MICHELE NORRIS, host:
And now, to women and war. This week, we're examining the role women are playing in military operations in Iraq and Afghanistan.
Since 2002, women have served close to 170,000 tours of duty in those countries. Pentagon rules dictate that women may not be assigned to ground combat units. That means women cannot serve in the infantry, they're not special operations commandos. But women are serving as truck drivers, gunners, medics, military police, helicopter pilots and more.
Military sociologist Brenda Moore has been talking to women recently returned from Iraq. She's with the University at Buffalo, SUNY.
Dr. BRENDA MOORE (Military Sociologist, University at Buffalo, SUNY): History is happening as we speak. Gulf War II is a war, as you well know, against guerrilla insurgency. It's a war fought with the use of IEDs, mortar attacks, suicide bombing, rocket-propelled grenades, and the like. And so although American women are prohibited from serving in direct combat, the unpredictable nature of the attacks in this war blurs the distinction between frontline and rear areas. Women who are assigned to support units are finding themselves in the thick of the battle.
NORRIS: It is a curious conundrum here. Women are barred from taking part in ground combat, but are they trained…
Dr. MOORE: Uh-huh.
NORRIS: …to take part in ground combat?
Dr. MOORE: My understanding is that everyone is being trained for this type of war.
NORRIS: The women who deploy to Iraq in the early stages, did they have training for ground combat?
Dr. MOORE: No. These are lessons learned and things are going on as we speak.
NORRIS: So now that the military has sort of crossed this line or the line that's become rather fuzzy, it is a case where the military is bending the rule, breaking the rule, or just sort of circumventing the combat ban out of necessity?
Dr. MOORE: The latter. It's interesting to examine some of the factors that have led to the changes that we see today. And a big contributing factor was the change from the military draft to the all-volunteer force, which took place in the mid-1970s, and this actually led to opportunities for women to serve in greater numbers as the services sought to meet personnel goals. There simply were not enough men volunteering to serve, making the service of women a necessity.
And then a couple of decades later, Congress lifted the ban on women flying combat aircraft and serving on combat ships. More specialties opened to women in the military during the '90s when then-Secretary of Defense Les Aspin announced a new combat definition rule, thereby opening more military jobs to women. He also approved policy leading to an increase in the number of women serving in combat support and combat service support units. So all of these legislative changes helped to explain the expanding role of women in today's military.
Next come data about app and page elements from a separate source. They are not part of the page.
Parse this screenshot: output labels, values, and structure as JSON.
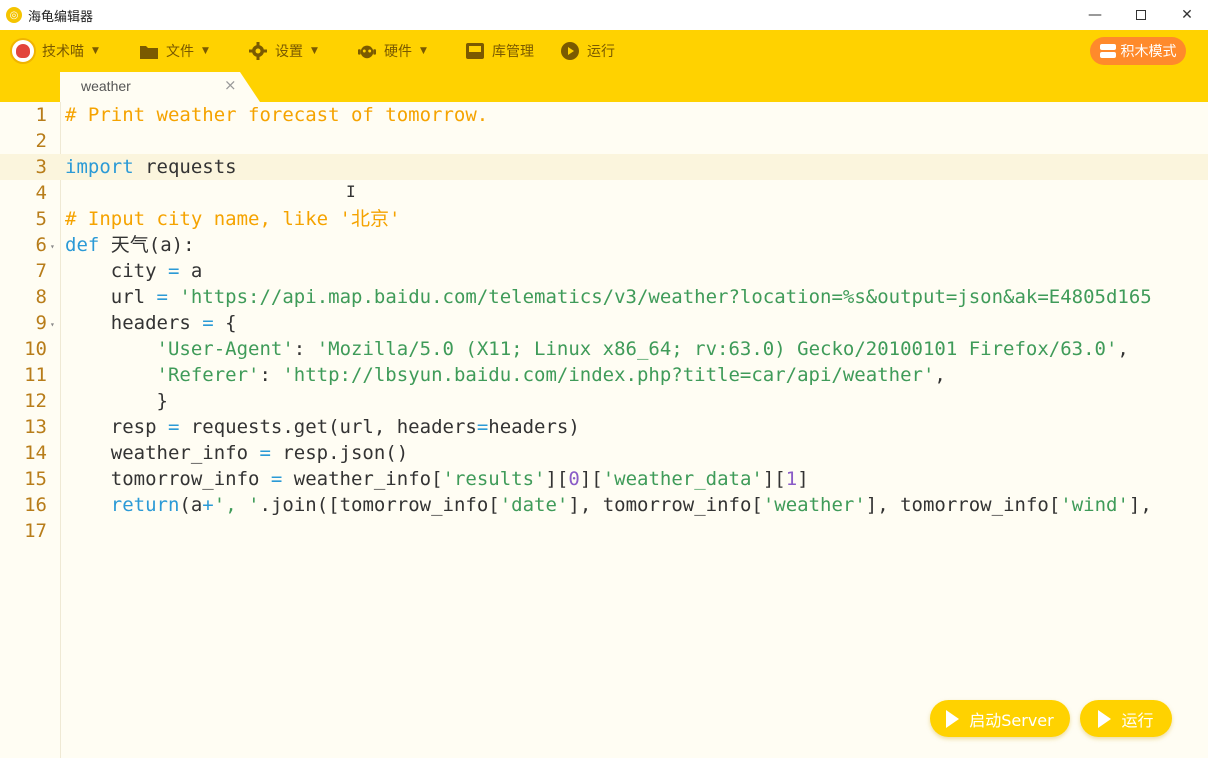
{
  "window": {
    "title": "海龟编辑器",
    "minimize": "—",
    "close": "✕"
  },
  "toolbar": {
    "user": "技术喵",
    "file": "文件",
    "settings": "设置",
    "hardware": "硬件",
    "library": "库管理",
    "run": "运行",
    "block_mode": "积木模式"
  },
  "tab": {
    "label": "weather",
    "close": "×"
  },
  "editor": {
    "lines": [
      {
        "n": "1",
        "text": "# Print weather forecast of tomorrow."
      },
      {
        "n": "2",
        "text": ""
      },
      {
        "n": "3",
        "text": "import requests"
      },
      {
        "n": "4",
        "text": ""
      },
      {
        "n": "5",
        "text": "# Input city name, like '北京'"
      },
      {
        "n": "6",
        "text": "def 天气(a):"
      },
      {
        "n": "7",
        "text": "    city = a"
      },
      {
        "n": "8",
        "text": "    url = 'https://api.map.baidu.com/telematics/v3/weather?location=%s&output=json&ak=E4805d165"
      },
      {
        "n": "9",
        "text": "    headers = {"
      },
      {
        "n": "10",
        "text": "        'User-Agent': 'Mozilla/5.0 (X11; Linux x86_64; rv:63.0) Gecko/20100101 Firefox/63.0',"
      },
      {
        "n": "11",
        "text": "        'Referer': 'http://lbsyun.baidu.com/index.php?title=car/api/weather',"
      },
      {
        "n": "12",
        "text": "        }"
      },
      {
        "n": "13",
        "text": "    resp = requests.get(url, headers=headers)"
      },
      {
        "n": "14",
        "text": "    weather_info = resp.json()"
      },
      {
        "n": "15",
        "text": "    tomorrow_info = weather_info['results'][0]['weather_data'][1]"
      },
      {
        "n": "16",
        "text": "    return(a+', '.join([tomorrow_info['date'], tomorrow_info['weather'], tomorrow_info['wind'],"
      },
      {
        "n": "17",
        "text": ""
      }
    ],
    "folded_lines": [
      "6",
      "9"
    ],
    "cursor_glyph": "I"
  },
  "buttons": {
    "start_server": "启动Server",
    "run": "运行"
  },
  "colors": {
    "toolbar_bg": "#ffd200",
    "editor_bg": "#fffdf3",
    "comment": "#f5a300",
    "keyword": "#2b9ad6",
    "string": "#3f9b59",
    "number": "#8a5cc7",
    "line_number": "#b87d1a",
    "block_mode_bg": "#ff8a2b"
  }
}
NORRIS: How does the U.S. compare to other countries in terms of what women are allowed to do in the military?
Dr. MOORE: Well, one thing, things are changing. They're ever changing now. In the Netherlands, the Sexual Equality Act of 1979 led to the integration of the military women corps in the regular military. And unlike the United States, combat duty was open to women in the Dutch military without formal restrictions. In practice, Dutch women are assigned in traditional occupational roles of clerical, communication, nursing and administrating occupation. So while legislatively, these roles are open, in actuality, women have not been serving in direct combat.
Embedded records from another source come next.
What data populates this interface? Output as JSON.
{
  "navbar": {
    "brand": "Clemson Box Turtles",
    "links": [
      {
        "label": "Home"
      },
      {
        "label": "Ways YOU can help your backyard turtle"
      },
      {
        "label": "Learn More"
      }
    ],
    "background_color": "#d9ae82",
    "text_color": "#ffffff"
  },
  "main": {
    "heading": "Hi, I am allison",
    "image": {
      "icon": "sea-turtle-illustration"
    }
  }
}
NORRIS: Is that true with Israel as well, which has no…
Dr. MOORE: Well, it's interesting that you bring up Israel because of the fact per the Israeli Defense Service Law, all Jewish women 18 years of age are liable for conscription for a two-year period. In practice, however, the Israeli Defense Force does not take all eligible 18-year-old women, but rather select the number of women it needs to meet personnel quotas each year.
So although women in the Israeli military may volunteer for assignments in combat, as soon as that combat unit is deployed, women are generally evacuated.
NORRIS: So is the U.S. find itself almost on the vanguard of women in combat because of the war in Iraq?
Dr. MOORE: I would say so. Now, there are other countries that are serving there, and probably of very similar experiences, but these women are there. For example, I think that not just the United States, but this is a time in our world history that women are actually serving in unprecedented roles not because they have the military occupational specialty but because they're there.
NORRIS: Professor Moore, thank you very much for your time. Good to talk to you.
Dr. MOORE: Thank you for having me.
NORRIS: That was sociologist Brenda Moore at the University of Buffalo. Tomorrow, we continue our series with reflections from women who are serving.
Unidentified Woman #1: Enlisting into the Army being a female, you got to know that you got to be thick-skinned, and that you're going to be working with males, and you can't be crying and complaining that you have PMS or anything. You got to suck it up and be like a man.
NORTHAM: Female service members, tomorrow on ALL THINGS CONSIDERED.
NPR transcripts are created on a rush deadline by Verb8tm, Inc., an NPR contractor, and produced using a proprietary transcription process developed with NPR. This text may not be in its final form and may be updated or revised in the future. Accuracy and availability may vary. The authoritative record of NPR’s programming is the audio record.